* [About this task]: This exercise calls for an exact copy of the data below.

[Data records]
· · · ·

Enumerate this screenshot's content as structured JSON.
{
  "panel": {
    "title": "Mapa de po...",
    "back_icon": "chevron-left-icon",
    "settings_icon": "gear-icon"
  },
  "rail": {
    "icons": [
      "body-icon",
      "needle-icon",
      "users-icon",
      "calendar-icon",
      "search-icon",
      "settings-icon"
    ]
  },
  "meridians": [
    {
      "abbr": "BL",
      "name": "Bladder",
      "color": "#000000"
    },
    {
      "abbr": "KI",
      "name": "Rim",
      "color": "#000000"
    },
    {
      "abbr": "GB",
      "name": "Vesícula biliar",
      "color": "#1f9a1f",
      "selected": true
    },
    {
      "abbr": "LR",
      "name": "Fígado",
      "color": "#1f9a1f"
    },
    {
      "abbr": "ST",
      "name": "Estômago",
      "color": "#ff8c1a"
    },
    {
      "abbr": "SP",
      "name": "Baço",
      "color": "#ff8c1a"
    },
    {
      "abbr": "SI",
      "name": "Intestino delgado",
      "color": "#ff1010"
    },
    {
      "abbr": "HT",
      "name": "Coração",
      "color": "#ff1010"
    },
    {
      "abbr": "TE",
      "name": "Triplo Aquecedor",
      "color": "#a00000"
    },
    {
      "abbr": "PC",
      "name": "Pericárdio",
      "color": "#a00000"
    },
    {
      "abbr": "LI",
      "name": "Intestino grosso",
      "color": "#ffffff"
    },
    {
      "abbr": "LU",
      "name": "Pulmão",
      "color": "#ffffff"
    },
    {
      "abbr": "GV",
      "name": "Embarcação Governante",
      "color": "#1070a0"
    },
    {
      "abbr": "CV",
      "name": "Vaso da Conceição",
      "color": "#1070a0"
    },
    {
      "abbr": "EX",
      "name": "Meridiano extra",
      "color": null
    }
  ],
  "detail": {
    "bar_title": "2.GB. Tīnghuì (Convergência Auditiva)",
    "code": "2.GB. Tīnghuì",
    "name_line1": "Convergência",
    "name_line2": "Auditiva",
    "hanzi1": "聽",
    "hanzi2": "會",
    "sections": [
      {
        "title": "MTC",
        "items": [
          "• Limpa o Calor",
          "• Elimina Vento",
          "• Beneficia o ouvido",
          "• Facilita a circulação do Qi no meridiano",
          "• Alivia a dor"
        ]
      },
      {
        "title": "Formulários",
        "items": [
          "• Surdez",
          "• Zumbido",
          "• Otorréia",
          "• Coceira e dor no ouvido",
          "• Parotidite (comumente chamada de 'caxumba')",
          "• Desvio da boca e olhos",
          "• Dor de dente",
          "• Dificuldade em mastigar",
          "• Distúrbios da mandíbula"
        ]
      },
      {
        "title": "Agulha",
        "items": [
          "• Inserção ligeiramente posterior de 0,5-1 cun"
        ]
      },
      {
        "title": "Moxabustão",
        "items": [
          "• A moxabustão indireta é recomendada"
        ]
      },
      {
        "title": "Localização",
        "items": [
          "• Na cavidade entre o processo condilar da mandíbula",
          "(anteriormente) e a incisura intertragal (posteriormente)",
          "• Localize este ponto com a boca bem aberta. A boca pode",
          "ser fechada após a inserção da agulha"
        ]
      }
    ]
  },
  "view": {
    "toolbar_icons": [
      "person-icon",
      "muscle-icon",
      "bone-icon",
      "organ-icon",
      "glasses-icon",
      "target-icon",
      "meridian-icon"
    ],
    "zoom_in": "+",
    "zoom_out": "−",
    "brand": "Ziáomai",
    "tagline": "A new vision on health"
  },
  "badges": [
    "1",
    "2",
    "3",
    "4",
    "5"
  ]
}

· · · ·

* [Solution to this exercise]:
Enumerate this screenshot's content as structured JSON.
{
  "panel": {
    "title": "Mapa de po...",
    "back_icon": "chevron-left-icon",
    "settings_icon": "gear-icon"
  },
  "rail": {
    "icons": [
      "body-icon",
      "needle-icon",
      "users-icon",
      "calendar-icon",
      "search-icon",
      "settings-icon"
    ]
  },
  "meridians": [
    {
      "abbr": "BL",
      "name": "Bladder",
      "color": "#000000"
    },
    {
      "abbr": "KI",
      "name": "Rim",
      "color": "#000000"
    },
    {
      "abbr": "GB",
      "name": "Vesícula biliar",
      "color": "#1f9a1f",
      "selected": true
    },
    {
      "abbr": "LR",
      "name": "Fígado",
      "color": "#1f9a1f"
    },
    {
      "abbr": "ST",
      "name": "Estômago",
      "color": "#ff8c1a"
    },
    {
      "abbr": "SP",
      "name": "Baço",
      "color": "#ff8c1a"
    },
    {
      "abbr": "SI",
      "name": "Intestino delgado",
      "color": "#ff1010"
    },
    {
      "abbr": "HT",
      "name": "Coração",
      "color": "#ff1010"
    },
    {
      "abbr": "TE",
      "name": "Triplo Aquecedor",
      "color": "#a00000"
    },
    {
      "abbr": "PC",
      "name": "Pericárdio",
      "color": "#a00000"
    },
    {
      "abbr": "LI",
      "name": "Intestino grosso",
      "color": "#ffffff"
    },
    {
      "abbr": "LU",
      "name": "Pulmão",
      "color": "#ffffff"
    },
    {
      "abbr": "GV",
      "name": "Embarcação Governante",
      "color": "#1070a0"
    },
    {
      "abbr": "CV",
      "name": "Vaso da Conceição",
      "color": "#1070a0"
    },
    {
      "abbr": "EX",
      "name": "Meridiano extra",
      "color": null
    }
  ],
  "detail": {
    "bar_title": "2.GB. Tīnghuì (Convergência Auditiva)",
    "code": "2.GB. Tīnghuì",
    "name_line1": "Convergência",
    "name_line2": "Auditiva",
    "hanzi1": "聽",
    "hanzi2": "會",
    "sections": [
      {
        "title": "MTC",
        "items": [
          "• Limpa o Calor",
          "• Elimina Vento",
          "• Beneficia o ouvido",
          "• Facilita a circulação do Qi no meridiano",
          "• Alivia a dor"
        ]
      },
      {
        "title": "Formulários",
        "items": [
          "• Surdez",
          "• Zumbido",
          "• Otorréia",
          "• Coceira e dor no ouvido",
          "• Parotidite (comumente chamada de 'caxumba')",
          "• Desvio da boca e olhos",
          "• Dor de dente",
          "• Dificuldade em mastigar",
          "• Distúrbios da mandíbula"
        ]
      },
      {
        "title": "Agulha",
        "items": [
          "• Inserção ligeiramente posterior de 0,5-1 cun"
        ]
      },
      {
        "title": "Moxabustão",
        "items": [
          "• A moxabustão indireta é recomendada"
        ]
      },
      {
        "title": "Localização",
        "items": [
          "• Na cavidade entre o processo condilar da mandíbula",
          "(anteriormente) e a incisura intertragal (posteriormente)",
          "• Localize este ponto com a boca bem aberta. A boca pode",
          "ser fechada após a inserção da agulha"
        ]
      }
    ]
  },
  "view": {
    "toolbar_icons": [
      "person-icon",
      "muscle-icon",
      "bone-icon",
      "organ-icon",
      "glasses-icon",
      "target-icon",
      "meridian-icon"
    ],
    "zoom_in": "+",
    "zoom_out": "−",
    "brand": "Ziáomai",
    "tagline": "A new vision on health"
  },
  "badges": [
    "1",
    "2",
    "3",
    "4",
    "5"
  ]
}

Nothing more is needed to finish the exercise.